A longtime hills couple is about to embrace life in rural Montana. After 50 years of running the popular Montclair Pharmacy, Bill and Helen Sullivan have bought a ranch near their childhood home of Anaconda, a mining town that still calls to them today.
“It’s been my dream since I was young,” says Bill, who lived through the Depression and World War II along with his wife. They’re part of the generation that dreams big.
Call Bill determined — he’s had no problem pursuing his goals, going all the way back to his courtship with Helen.
“I tried for years to date her. I’d come back to town and look for her in all the popular places, and she wouldn’t be there.”
But one day, fate took a foothold and Helen, who was running a radio station in Anaconda, called Sullivan Paint Company to spruce up the place. Young Bill appeared and the rest, as they say, is history. They’ve been married 58 years.
“I like the way you beam when you talk about that,” says Helen, lovingly. “I haven’t heard any of these stories in eons.” The floodgates open, and a wash of memories about the early days of Montclair Pharmacy pour out.
There was June Ogilvie, the bakery owner who’d get after merchants if they parked their cars in front of their stores. “She’d say ‘go up the hill and park — you’re taking a space,’ ” Bill remembers. When meters came in, he says people were in an uproar. “They would cringe at getting a two-dollar ticket.”
And therewas the drugstore fountain, a popular place for folks to meet “for a cup of coffee or a soda,” says Bill, who remembers when the price of coffee jumped from a nickel to 10 cents. “There was such a howl,” he laughs. But then, those were the days of 40-cent ham-and-cheese sandwiches and egg salad for a quarter.
“Gloria Hudson ran the fountain until she left in the mid-70s, and we had to shut it down. We just couldn’t find anybody with her dedication,” he remembers.
While Bill was running the pharmacy, Helen was building the sundries side of the business, going on buying trips and bringing back exquisite silver and other fine gifts. They were active in the community, supporting local charities and, in particular, the Little Sisters of the Poor.
As the years flew by like the pages of a Currier and Ives calendar, their children Joe, Lori and Mary Alice all worked in the store, as did — years later — their grandchildren Ryan, Tommy, Kelly, Billy and Allison. And then one day, recently, they reached the 50-year milestone and with that, a realization.
“I was working five to six days a week. I looked at my lovely wife, and there was no life — for her or me. And I said, ‘Here we are married for almost 58 years. This is the time to enjoy the sunsets we have left.’ ”

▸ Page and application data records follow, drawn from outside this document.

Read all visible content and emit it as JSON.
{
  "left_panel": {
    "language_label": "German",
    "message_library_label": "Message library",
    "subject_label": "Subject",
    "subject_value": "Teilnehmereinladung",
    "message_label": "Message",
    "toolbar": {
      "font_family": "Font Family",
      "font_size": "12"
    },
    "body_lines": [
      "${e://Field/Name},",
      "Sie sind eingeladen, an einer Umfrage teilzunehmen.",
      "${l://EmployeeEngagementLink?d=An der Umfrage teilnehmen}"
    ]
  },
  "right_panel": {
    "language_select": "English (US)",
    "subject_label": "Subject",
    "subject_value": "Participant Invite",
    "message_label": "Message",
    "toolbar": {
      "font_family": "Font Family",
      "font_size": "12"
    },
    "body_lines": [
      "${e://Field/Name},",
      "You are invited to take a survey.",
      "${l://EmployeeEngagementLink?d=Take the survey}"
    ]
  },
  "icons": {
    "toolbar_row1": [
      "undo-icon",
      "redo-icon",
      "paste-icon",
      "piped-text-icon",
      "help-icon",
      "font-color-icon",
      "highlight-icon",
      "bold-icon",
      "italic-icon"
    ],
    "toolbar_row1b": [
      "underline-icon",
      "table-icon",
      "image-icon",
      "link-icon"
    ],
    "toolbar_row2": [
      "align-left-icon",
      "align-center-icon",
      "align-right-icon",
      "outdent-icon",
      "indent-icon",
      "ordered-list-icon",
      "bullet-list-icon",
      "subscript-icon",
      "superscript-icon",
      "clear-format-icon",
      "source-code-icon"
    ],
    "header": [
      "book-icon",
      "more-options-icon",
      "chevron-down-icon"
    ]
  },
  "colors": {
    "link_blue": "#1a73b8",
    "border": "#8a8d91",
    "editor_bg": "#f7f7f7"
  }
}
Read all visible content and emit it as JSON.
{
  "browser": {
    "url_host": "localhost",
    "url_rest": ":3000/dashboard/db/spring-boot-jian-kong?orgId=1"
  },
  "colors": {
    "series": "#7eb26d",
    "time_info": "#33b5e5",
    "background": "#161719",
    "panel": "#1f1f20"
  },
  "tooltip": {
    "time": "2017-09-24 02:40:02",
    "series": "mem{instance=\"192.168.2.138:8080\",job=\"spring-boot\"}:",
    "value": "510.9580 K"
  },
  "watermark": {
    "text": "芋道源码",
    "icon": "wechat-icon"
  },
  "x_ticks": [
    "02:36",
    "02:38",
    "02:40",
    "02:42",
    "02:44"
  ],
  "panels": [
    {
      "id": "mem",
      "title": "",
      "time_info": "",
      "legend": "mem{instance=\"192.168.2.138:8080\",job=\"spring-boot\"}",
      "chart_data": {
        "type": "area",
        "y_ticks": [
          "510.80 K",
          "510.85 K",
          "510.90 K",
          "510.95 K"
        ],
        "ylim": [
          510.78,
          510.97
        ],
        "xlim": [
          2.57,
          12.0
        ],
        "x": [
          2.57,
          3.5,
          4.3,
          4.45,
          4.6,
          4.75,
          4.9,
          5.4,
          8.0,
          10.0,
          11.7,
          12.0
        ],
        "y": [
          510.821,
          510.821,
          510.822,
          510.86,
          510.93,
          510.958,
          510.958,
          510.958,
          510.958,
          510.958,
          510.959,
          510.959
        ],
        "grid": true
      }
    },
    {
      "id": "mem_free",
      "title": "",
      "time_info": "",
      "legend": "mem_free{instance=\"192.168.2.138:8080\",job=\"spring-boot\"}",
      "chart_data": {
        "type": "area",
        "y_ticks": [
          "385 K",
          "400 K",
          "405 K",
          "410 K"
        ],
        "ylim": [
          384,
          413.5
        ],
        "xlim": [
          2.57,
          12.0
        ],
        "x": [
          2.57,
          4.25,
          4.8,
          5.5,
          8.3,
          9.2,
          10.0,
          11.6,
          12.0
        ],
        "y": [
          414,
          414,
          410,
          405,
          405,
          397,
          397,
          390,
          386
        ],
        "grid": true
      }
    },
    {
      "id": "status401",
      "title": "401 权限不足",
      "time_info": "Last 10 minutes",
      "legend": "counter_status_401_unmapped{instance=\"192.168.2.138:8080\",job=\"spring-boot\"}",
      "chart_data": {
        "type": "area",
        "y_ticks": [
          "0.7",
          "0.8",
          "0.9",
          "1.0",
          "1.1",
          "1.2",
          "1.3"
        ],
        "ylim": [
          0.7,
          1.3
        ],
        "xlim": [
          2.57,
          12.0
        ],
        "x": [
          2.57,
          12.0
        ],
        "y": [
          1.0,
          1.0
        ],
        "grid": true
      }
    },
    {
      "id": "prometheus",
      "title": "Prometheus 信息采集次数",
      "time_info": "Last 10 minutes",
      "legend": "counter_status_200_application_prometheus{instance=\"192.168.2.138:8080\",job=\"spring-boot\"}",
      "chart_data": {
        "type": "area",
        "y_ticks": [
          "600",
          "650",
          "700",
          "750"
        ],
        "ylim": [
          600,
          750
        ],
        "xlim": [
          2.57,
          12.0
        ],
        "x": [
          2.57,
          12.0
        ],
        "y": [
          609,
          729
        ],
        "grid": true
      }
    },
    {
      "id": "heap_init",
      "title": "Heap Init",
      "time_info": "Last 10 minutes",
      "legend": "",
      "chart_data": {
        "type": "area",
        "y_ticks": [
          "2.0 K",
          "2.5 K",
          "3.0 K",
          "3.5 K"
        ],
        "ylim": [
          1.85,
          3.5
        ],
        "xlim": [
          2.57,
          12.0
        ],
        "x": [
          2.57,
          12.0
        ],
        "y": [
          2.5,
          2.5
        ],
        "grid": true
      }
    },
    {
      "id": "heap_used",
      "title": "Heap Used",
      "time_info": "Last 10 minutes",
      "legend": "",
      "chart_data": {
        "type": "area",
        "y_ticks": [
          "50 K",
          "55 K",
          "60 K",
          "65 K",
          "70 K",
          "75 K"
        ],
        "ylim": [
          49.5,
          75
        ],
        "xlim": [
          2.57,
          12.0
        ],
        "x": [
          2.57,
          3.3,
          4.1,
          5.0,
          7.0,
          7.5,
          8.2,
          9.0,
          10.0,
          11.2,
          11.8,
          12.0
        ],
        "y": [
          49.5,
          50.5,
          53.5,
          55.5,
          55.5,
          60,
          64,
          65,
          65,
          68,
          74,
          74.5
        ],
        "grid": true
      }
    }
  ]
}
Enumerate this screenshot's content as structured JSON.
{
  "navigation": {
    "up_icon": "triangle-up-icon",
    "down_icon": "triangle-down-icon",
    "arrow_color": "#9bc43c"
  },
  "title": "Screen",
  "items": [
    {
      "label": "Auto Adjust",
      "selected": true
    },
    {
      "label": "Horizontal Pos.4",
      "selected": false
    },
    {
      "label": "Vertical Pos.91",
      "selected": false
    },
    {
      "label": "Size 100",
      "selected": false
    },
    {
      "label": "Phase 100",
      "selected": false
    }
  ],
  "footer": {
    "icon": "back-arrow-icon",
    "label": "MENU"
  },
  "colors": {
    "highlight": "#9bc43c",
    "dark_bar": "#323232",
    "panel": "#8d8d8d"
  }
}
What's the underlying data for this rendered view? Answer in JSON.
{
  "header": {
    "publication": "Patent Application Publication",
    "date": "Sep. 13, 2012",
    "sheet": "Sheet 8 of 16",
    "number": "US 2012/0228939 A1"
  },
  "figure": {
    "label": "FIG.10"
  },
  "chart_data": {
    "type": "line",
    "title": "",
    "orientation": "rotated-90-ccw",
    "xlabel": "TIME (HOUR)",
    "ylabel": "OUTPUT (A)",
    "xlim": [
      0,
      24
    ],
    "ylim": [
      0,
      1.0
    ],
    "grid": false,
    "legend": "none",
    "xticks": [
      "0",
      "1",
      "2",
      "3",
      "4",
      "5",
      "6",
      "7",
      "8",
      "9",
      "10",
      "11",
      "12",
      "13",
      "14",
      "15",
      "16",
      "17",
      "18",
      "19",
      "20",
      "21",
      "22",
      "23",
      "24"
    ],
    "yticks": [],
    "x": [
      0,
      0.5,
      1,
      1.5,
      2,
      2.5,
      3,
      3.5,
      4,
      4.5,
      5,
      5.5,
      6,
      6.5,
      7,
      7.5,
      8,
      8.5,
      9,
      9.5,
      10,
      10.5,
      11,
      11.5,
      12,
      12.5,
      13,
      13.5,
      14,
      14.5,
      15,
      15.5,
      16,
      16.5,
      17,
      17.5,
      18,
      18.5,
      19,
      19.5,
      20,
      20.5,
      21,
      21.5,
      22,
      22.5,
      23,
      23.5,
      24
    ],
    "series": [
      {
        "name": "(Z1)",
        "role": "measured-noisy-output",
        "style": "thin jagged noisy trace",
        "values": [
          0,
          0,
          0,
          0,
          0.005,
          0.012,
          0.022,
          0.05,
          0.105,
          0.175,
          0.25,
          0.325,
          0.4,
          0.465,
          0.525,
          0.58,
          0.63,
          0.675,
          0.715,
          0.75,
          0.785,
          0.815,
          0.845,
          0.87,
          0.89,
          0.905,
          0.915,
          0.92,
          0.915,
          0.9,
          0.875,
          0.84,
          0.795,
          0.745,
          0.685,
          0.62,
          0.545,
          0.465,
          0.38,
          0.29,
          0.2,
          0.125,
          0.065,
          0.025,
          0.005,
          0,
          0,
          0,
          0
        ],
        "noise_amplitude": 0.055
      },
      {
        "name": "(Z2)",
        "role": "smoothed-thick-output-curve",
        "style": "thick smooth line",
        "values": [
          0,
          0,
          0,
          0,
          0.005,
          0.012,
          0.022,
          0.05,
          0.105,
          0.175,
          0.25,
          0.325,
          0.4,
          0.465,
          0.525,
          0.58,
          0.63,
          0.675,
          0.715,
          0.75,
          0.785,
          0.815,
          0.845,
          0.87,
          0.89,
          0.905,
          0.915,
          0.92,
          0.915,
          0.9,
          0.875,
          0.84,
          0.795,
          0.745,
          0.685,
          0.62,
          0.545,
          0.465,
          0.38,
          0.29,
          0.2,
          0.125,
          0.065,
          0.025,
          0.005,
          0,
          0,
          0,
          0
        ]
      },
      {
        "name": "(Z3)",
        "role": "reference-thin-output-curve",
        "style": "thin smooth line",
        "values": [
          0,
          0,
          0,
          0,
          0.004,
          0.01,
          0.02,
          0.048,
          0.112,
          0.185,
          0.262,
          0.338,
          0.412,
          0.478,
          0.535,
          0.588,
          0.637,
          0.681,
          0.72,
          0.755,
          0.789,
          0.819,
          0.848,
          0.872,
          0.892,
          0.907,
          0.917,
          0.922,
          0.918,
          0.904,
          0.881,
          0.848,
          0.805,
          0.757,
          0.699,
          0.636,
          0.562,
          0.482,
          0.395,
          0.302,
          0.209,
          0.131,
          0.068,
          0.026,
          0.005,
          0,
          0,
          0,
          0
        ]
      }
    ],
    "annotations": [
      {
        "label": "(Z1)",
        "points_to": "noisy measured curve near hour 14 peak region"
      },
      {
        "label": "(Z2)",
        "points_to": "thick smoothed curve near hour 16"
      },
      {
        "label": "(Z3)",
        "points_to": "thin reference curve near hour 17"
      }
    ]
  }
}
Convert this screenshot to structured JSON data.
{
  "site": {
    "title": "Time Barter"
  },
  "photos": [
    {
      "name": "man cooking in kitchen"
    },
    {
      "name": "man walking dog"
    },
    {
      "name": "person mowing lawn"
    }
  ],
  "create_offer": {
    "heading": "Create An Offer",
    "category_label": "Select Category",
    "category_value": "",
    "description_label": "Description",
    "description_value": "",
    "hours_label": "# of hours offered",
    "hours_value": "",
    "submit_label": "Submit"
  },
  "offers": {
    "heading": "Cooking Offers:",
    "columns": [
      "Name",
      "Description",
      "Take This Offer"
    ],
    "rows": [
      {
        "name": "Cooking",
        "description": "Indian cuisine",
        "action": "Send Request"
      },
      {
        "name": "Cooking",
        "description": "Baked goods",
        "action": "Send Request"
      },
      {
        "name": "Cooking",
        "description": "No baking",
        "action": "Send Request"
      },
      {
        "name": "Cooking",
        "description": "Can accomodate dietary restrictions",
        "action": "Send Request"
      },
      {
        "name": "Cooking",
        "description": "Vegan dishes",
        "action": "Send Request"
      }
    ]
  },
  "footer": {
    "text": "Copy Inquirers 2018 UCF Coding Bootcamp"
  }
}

And so, the Sullivans will split their time between Oakland and a range that rises up to meet that big Montana sky, with a sense of adventure that belies their age. Their next chapter will perhaps be the most romantic one yet.